▸ Record extracts
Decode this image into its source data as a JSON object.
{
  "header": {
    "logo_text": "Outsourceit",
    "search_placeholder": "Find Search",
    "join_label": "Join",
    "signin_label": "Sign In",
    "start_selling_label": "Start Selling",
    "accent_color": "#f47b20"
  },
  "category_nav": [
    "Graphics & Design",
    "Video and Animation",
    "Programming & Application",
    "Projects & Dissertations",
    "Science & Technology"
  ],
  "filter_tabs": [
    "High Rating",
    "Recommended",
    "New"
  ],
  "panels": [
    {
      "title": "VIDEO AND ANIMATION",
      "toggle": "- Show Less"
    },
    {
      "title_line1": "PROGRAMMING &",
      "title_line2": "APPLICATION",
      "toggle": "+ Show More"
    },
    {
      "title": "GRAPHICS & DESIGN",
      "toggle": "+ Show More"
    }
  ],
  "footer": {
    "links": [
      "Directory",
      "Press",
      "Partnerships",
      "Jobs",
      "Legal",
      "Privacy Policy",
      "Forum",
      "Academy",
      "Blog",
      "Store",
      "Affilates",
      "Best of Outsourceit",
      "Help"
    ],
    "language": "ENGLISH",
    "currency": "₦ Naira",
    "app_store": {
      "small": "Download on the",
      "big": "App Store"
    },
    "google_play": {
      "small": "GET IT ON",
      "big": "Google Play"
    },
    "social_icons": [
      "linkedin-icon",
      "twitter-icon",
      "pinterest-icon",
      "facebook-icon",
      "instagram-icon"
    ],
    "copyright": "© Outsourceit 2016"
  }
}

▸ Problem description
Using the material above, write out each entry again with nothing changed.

▸ Response to the task
Decode this image into its source data as a JSON object.
{
  "header": {
    "logo_text": "Outsourceit",
    "search_placeholder": "Find Search",
    "join_label": "Join",
    "signin_label": "Sign In",
    "start_selling_label": "Start Selling",
    "accent_color": "#f47b20"
  },
  "category_nav": [
    "Graphics & Design",
    "Video and Animation",
    "Programming & Application",
    "Projects & Dissertations",
    "Science & Technology"
  ],
  "filter_tabs": [
    "High Rating",
    "Recommended",
    "New"
  ],
  "panels": [
    {
      "title": "VIDEO AND ANIMATION",
      "toggle": "- Show Less"
    },
    {
      "title_line1": "PROGRAMMING &",
      "title_line2": "APPLICATION",
      "toggle": "+ Show More"
    },
    {
      "title": "GRAPHICS & DESIGN",
      "toggle": "+ Show More"
    }
  ],
  "footer": {
    "links": [
      "Directory",
      "Press",
      "Partnerships",
      "Jobs",
      "Legal",
      "Privacy Policy",
      "Forum",
      "Academy",
      "Blog",
      "Store",
      "Affilates",
      "Best of Outsourceit",
      "Help"
    ],
    "language": "ENGLISH",
    "currency": "₦ Naira",
    "app_store": {
      "small": "Download on the",
      "big": "App Store"
    },
    "google_play": {
      "small": "GET IT ON",
      "big": "Google Play"
    },
    "social_icons": [
      "linkedin-icon",
      "twitter-icon",
      "pinterest-icon",
      "facebook-icon",
      "instagram-icon"
    ],
    "copyright": "© Outsourceit 2016"
  }
}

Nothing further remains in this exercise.